TASK DESCRIPTION
Report each line of the entries below that has the word "JSON" in it.

Excerpts from an interface dataset:
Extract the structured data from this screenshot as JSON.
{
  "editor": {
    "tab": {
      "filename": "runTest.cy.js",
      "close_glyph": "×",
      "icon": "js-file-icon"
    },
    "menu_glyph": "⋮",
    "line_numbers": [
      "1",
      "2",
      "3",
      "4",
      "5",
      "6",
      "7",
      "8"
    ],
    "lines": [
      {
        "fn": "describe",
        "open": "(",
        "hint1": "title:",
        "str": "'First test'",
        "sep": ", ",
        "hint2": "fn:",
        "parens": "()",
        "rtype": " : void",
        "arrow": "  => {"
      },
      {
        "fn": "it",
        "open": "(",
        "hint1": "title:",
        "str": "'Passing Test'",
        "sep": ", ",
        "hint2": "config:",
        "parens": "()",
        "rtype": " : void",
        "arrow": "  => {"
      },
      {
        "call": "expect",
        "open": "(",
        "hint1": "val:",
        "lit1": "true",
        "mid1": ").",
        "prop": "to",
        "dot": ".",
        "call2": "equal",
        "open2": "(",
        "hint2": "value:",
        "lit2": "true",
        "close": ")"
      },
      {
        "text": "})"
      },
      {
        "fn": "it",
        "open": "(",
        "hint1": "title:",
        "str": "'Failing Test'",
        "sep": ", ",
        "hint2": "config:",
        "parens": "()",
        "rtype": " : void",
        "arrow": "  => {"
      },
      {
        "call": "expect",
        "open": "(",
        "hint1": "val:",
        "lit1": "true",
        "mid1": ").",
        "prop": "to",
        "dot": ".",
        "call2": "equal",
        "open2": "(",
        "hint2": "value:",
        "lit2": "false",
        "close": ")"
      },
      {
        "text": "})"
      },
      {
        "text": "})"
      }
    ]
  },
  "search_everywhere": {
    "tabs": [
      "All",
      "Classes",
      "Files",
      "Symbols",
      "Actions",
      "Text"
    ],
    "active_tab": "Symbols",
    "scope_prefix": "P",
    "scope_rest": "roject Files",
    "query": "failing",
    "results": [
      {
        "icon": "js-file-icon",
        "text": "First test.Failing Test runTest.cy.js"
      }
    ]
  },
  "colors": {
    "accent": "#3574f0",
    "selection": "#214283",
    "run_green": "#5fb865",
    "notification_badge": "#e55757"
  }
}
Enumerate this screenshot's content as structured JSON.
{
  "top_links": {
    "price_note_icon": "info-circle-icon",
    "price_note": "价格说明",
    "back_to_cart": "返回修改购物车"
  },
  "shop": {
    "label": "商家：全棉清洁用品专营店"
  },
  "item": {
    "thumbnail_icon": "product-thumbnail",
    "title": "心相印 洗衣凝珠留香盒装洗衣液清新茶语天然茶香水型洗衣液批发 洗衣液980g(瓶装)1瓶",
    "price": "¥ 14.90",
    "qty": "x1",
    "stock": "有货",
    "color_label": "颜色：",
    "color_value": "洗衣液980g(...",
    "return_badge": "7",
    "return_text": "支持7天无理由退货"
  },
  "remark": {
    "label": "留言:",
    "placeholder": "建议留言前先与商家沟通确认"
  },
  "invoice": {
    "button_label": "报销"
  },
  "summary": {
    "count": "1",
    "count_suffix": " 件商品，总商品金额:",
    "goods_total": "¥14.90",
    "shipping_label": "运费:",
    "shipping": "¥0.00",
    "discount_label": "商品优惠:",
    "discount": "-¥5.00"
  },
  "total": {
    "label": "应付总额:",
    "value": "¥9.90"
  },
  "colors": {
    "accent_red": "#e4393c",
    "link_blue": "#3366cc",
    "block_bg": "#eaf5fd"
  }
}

WRITTEN RESPONSE
Extract the structured data from this screenshot as JSON.
Enumerate this screenshot's content as structured JSON.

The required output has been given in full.